…As INEC tasks Customs, Immigration on foreigners influx, illegal possession of PVCs***
Mixed reactions have welcomed a resolution to enhance the safe use of automated vehicles passed at the UN Economic Commission for Europe (UNECE) Global Forum on Road Traffic Safety in Geneva, with industry watchers bemoaning the fate of several drivers in the third world, likely to be massively thrown into the labour market.
For while some joined the UNECE celebration that the automated vehicles had the potential to create safer, more efficient and environmentally friendly transport system, Africans fully understood that a reasonable percentage of its workforce, the often illiterate drivers would be hard hit.
The UN Commission said the resolution could reshape the entire sectors of the economy and improve the lives of millions of people, notably those unable to drive or with limited access to mobility.
UNECE agrees it is still fine tuning many questions, particularly those relating to areas such as road safety standards, traffic rules, insurance regimes, cyber security and data protection and which must be addressed before the mass introduction of driver-less cars to the market.
The resolution offered recommendations to ensure the safe interaction between automated vehicles, and road users, and stressed the key role that people needed to play, whether as responsible drivers, occupants or on the road in general.
“With this resolution, we are paving the way for the safe mobility of the future, for the benefit of all road users” said UNECE official, Luciana Iorio.
Meanwhile, the Independent National Electoral Commission (INEC) has tasked the Customs, Immigration amongst other security agencies on issues of a seemingly unrestrained foreigners’ influx into the country, often with PVC, ahead of 2019 elections.
INEC Resident Electoral Commissioner in Lagos State, Sam Olumekun, made the appeal during an Inter-Agency Consultative Meeting on Election Security in Lagos on Wednesday.

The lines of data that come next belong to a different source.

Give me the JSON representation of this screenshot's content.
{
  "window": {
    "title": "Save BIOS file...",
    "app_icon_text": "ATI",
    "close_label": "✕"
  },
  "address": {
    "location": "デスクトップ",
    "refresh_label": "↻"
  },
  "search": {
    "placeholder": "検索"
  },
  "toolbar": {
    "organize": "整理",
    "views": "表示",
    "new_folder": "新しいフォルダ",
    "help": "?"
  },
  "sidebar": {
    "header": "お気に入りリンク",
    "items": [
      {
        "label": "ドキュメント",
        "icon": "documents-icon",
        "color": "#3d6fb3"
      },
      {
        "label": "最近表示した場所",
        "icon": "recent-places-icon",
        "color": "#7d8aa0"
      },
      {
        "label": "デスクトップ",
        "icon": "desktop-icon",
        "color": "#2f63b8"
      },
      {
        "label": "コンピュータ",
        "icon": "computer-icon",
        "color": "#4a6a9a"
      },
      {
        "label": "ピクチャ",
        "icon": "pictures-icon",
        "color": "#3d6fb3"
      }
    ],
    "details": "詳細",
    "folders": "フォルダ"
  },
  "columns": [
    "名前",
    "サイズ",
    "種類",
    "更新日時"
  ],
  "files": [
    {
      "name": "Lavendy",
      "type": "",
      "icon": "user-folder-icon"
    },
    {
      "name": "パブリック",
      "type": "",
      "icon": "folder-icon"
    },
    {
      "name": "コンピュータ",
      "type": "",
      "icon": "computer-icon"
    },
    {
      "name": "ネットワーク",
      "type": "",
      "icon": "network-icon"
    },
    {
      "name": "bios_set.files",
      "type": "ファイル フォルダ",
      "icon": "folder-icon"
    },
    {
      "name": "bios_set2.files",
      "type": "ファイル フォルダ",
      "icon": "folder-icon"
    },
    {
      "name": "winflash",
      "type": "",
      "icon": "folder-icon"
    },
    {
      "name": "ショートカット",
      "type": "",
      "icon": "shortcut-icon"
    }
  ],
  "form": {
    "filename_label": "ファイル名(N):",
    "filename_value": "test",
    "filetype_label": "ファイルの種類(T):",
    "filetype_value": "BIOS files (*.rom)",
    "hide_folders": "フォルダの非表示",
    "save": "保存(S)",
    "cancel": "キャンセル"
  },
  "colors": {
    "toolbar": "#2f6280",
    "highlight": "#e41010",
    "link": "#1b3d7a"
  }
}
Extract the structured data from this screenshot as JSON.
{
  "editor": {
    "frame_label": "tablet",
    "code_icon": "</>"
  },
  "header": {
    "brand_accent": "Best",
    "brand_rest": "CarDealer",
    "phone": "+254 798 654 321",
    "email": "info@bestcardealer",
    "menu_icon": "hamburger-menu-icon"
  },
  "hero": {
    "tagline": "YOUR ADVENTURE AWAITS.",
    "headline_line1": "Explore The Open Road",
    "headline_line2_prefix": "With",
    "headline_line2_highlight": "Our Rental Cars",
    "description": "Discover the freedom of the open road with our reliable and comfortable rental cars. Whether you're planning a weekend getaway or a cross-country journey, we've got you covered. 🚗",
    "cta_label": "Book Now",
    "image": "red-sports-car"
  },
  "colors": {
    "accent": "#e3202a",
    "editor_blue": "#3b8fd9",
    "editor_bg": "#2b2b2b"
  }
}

The representatives of the Nigerian Army, Nigerian Airforce, Nigerian Prisons, NDLEA, FRSC, NCS, NIS, Prisons also attended the meeting.
Olumekun said that no credible election could hold without adequate security, saying that security of personnel, materials and voters were key to credible elections.
“There is a need for strong collaboration between immigration and customs departments to deal with the problem of alien voters.
“There is a lot of work to do in this respect as 2019 elections approaches in Lagos because of the borders that we have here,” the INEC boss said.
He stressed the need to mop up foreigners in possession of Permanent Voter Cards (PVCs) in error during the just-concluded Continous Voters Registration (CVR) exercise across the country.
Olumekun said the police was critical in ensuring security during elections, adding that the Nigerian Airforce and Nigerian Navy would assist INEC in accessing difficult terrains in election security.
The INEC commissioner expressed concerned over uncollected PVCs in the state totaling 1.4 million.
“We have a lot of PVCs with us in INEC yet to be collected. We have to focus on this issue in the next phase of our activities to get these cards to their owners. We enjoin all stakeholders to mobilise people for the collection.
Olumekun said that no fewer than 786,839 new registrants were captured during the CVR exercises in the state, which brought the total number of registered voters in the state to 6, 609, 115 voters.
In his remarks, Commissioner of Police in Lagos State, Imohimi Edgal, said that heads of various security agencies were meeting regularly to ensure a hitchfree election in 2019.
“We are here to fashion out watertight security ahead of 2019 general elections.
“By the end of this meeting, we will come up with a blueprint which we will follow tenaciously to ensure that the 2019 general elections are free, fair and peaceful with little or no security hitches,” he said.
Imohimi said that security agents had updated its list of flash and hot spots to check violence and would intensify efforts at identifying foreigners in possession of PVCs.